__What to work on__.
Find and copy every line in the records that includes the string "icon".

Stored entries
= = =

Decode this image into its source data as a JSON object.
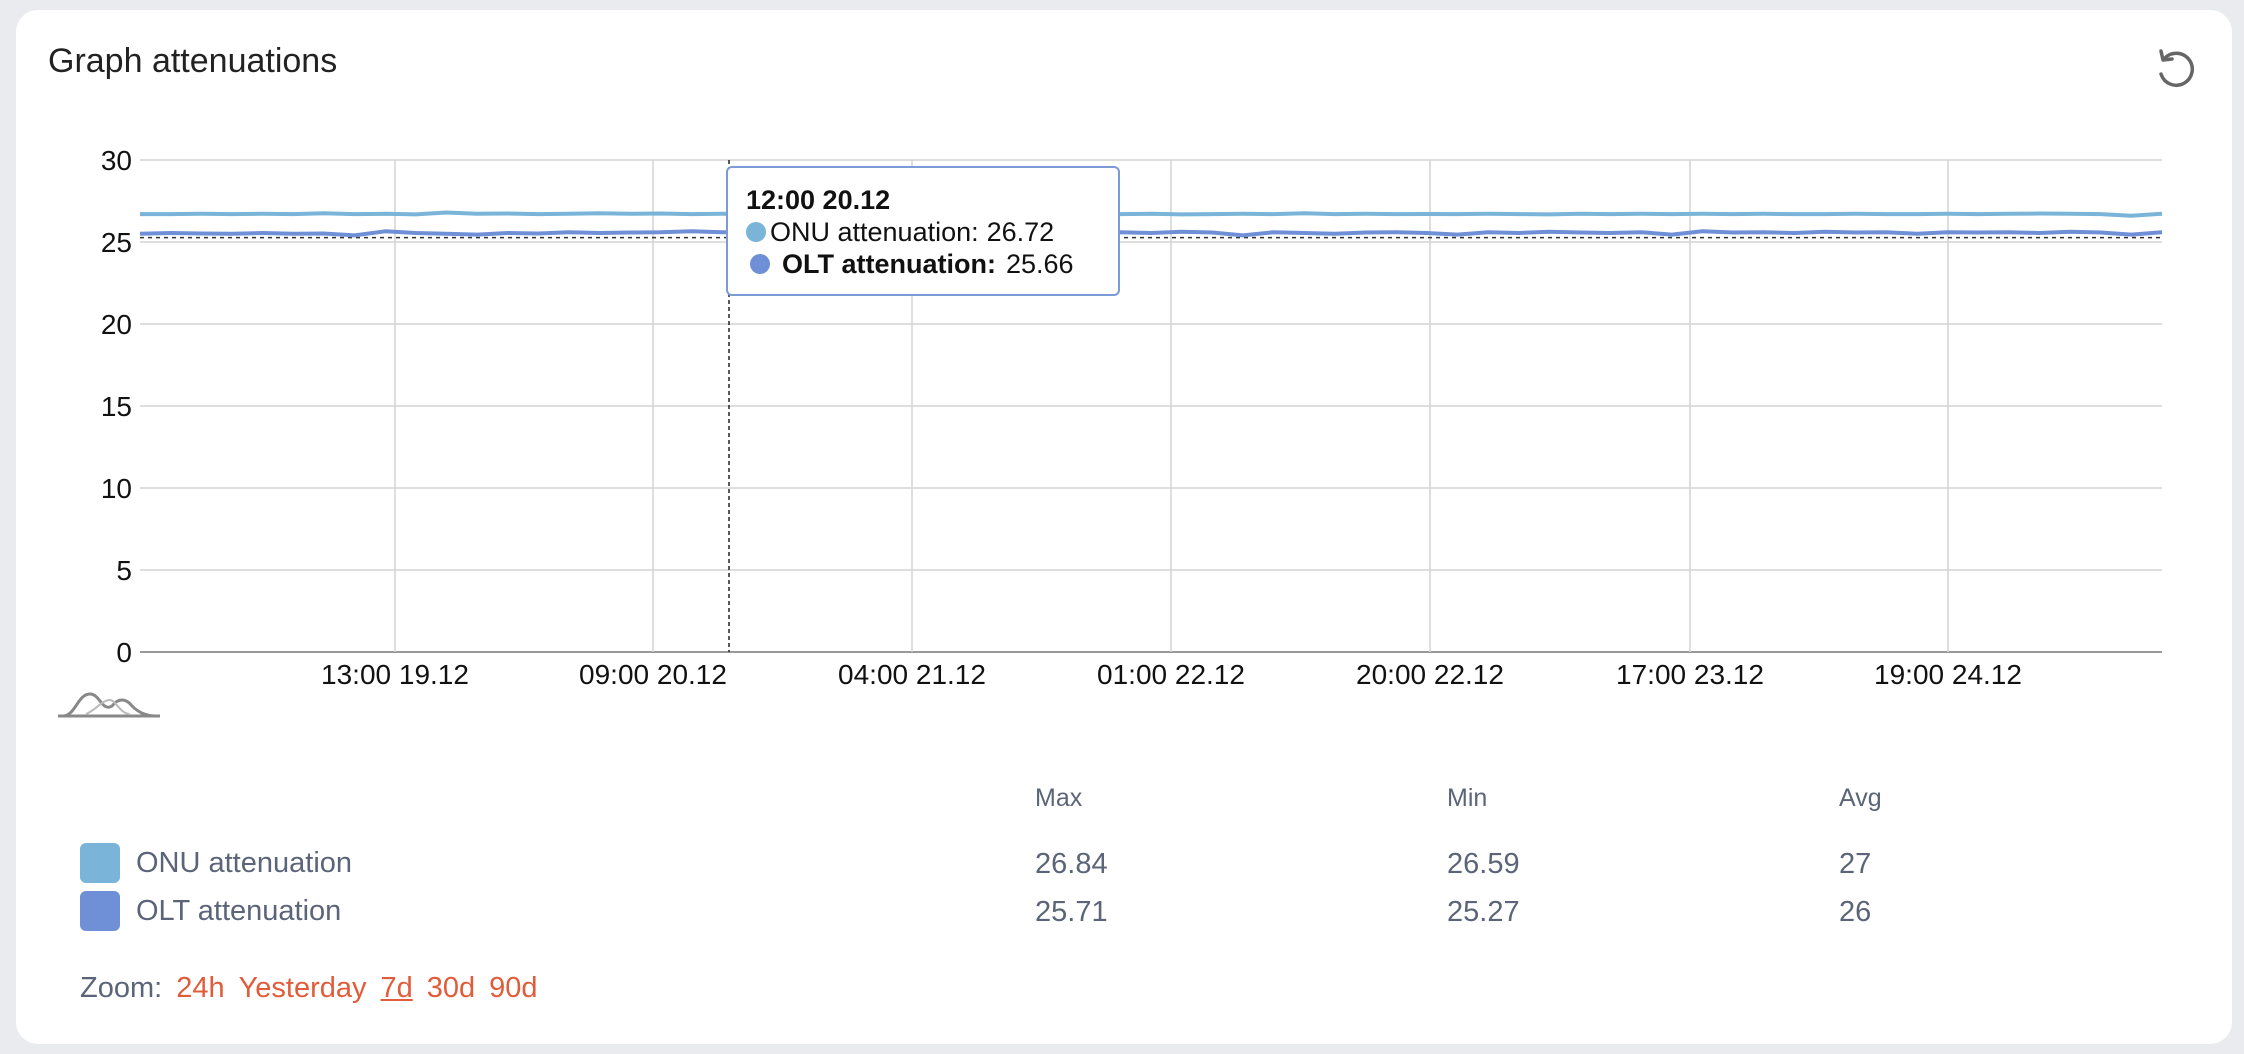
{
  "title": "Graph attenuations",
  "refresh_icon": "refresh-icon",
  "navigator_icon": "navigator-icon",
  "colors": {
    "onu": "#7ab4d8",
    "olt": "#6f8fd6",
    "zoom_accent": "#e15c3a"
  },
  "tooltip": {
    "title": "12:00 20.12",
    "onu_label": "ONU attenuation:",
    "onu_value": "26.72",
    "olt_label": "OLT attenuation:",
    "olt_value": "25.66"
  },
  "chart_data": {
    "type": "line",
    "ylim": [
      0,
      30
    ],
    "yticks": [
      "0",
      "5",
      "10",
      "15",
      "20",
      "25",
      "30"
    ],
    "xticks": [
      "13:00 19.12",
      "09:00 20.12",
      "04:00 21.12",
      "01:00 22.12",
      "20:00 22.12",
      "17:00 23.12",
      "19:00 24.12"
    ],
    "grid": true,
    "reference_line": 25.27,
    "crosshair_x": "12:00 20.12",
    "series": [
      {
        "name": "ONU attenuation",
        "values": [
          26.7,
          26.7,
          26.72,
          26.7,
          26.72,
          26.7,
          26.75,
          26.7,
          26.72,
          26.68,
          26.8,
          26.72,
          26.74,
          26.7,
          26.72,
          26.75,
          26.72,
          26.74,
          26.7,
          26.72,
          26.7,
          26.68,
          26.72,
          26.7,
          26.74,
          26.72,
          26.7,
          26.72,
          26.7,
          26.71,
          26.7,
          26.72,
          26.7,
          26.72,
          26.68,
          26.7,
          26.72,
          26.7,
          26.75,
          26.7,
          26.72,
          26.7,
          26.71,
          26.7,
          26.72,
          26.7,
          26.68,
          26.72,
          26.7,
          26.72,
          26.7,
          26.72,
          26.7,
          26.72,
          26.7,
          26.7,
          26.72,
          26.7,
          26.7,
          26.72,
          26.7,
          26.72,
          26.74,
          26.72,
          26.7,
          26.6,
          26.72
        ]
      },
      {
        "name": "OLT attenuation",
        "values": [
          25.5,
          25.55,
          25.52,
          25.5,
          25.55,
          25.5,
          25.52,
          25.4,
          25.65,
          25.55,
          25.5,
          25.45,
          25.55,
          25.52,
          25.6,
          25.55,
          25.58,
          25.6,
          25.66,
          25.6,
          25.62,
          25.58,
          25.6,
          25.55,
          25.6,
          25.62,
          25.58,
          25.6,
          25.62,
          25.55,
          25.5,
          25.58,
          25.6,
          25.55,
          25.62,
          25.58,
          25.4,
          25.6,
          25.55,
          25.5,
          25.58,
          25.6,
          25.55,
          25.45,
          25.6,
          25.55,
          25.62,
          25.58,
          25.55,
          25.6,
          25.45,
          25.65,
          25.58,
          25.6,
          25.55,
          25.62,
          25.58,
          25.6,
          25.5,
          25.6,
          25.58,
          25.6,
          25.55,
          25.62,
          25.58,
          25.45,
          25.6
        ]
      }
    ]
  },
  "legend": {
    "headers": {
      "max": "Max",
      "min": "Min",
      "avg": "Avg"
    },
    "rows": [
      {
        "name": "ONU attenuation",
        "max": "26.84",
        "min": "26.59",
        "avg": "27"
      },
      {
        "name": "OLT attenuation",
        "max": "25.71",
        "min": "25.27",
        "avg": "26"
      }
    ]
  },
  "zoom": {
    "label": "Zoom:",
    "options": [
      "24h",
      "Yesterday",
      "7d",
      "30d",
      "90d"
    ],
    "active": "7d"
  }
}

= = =

__Task output__.
  "refresh_icon": "refresh-icon",
  "navigator_icon": "navigator-icon",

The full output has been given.